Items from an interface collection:
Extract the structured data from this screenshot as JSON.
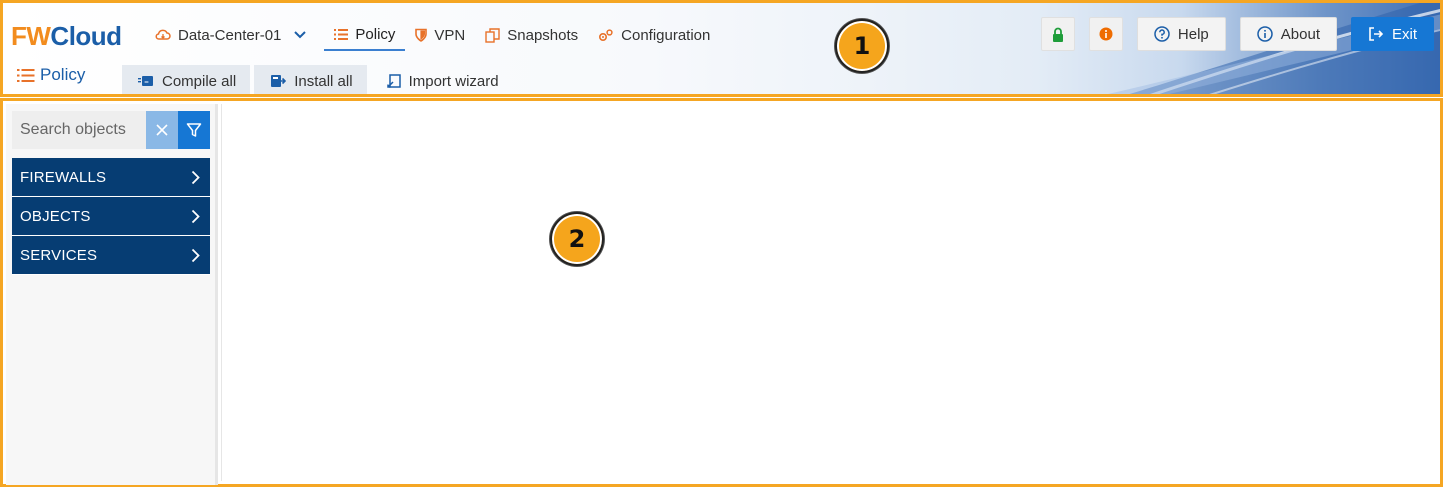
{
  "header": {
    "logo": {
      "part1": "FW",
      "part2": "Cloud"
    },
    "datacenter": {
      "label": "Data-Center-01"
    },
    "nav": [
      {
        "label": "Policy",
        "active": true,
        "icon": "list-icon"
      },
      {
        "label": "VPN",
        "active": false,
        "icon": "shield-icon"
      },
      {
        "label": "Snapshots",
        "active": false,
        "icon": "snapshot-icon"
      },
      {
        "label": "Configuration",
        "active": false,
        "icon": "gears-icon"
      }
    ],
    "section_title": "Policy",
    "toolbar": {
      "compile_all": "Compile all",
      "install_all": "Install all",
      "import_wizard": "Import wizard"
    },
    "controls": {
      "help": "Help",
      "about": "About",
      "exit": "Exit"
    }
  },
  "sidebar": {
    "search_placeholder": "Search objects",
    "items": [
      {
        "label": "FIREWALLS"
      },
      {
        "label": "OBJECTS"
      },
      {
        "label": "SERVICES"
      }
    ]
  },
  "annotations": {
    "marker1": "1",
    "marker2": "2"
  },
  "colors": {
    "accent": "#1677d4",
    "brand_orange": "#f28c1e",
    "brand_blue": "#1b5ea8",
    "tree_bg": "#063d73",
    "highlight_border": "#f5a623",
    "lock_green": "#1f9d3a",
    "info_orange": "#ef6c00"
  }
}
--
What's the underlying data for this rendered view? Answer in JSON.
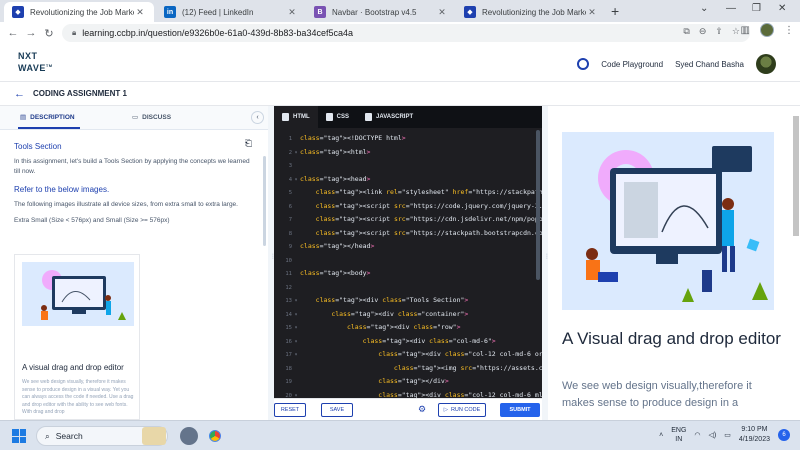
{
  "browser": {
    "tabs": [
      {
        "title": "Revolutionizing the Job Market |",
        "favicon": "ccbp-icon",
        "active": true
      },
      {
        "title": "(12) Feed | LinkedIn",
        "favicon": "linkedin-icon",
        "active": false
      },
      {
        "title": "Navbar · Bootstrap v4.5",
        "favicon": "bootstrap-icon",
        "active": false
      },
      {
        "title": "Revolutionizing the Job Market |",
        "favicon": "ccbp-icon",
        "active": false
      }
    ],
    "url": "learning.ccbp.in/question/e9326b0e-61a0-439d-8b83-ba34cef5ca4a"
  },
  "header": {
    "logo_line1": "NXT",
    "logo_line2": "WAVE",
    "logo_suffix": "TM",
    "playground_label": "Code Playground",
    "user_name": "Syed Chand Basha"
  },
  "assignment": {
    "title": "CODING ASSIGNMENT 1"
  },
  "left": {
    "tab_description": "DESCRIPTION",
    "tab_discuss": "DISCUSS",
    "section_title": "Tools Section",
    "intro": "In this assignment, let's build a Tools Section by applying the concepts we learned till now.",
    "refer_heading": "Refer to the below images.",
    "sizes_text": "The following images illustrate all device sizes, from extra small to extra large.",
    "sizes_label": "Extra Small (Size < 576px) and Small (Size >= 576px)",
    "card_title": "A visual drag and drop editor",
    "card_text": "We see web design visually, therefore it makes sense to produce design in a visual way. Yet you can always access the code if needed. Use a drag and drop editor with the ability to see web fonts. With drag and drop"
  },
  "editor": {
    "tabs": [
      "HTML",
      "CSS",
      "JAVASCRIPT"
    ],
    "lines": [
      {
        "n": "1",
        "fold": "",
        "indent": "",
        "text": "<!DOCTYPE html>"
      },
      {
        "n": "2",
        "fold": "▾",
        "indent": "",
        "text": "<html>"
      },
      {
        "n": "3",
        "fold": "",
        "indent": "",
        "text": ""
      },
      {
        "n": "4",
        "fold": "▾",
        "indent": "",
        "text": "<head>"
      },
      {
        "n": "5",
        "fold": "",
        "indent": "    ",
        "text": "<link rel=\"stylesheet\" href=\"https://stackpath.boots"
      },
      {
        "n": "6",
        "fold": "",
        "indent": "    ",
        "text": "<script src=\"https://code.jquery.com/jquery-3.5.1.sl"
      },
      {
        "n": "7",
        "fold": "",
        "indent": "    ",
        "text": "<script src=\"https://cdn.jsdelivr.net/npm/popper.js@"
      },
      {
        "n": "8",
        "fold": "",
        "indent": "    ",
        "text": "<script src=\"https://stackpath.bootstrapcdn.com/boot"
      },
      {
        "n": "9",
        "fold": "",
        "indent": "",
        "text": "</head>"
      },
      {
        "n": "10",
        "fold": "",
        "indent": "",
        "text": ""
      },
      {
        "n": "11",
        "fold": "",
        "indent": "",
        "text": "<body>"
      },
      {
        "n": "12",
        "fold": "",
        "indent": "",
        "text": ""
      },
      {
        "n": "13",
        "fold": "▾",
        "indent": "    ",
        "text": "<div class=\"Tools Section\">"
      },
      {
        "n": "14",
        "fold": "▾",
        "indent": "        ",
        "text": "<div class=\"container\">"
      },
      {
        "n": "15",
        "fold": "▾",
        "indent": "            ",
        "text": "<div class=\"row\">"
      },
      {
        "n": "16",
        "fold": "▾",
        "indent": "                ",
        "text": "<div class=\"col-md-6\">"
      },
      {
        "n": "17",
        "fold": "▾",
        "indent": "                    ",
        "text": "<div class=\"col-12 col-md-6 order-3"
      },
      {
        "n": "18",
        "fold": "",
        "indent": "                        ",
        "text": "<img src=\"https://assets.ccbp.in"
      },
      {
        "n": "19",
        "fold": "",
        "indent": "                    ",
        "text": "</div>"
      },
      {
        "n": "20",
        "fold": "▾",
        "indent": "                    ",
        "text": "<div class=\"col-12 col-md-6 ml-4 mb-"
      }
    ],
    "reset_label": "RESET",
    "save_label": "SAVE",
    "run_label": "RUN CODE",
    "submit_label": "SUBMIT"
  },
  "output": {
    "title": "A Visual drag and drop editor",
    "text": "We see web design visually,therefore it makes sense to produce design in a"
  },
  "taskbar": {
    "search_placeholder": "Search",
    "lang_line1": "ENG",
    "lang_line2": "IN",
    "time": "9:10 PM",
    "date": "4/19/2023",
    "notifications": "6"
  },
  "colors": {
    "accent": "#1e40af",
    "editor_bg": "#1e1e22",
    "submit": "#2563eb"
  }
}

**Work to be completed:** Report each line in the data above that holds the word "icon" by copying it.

**Response below:**
        "icon": "list-icon"
        "icon": "shield-icon"
        "icon": "snapshot-icon"
        "icon": "gears-icon"
        "favicon": "ccbp-icon",
        "favicon": "linkedin-icon",
        "favicon": "bootstrap-icon",
        "favicon": "ccbp-icon",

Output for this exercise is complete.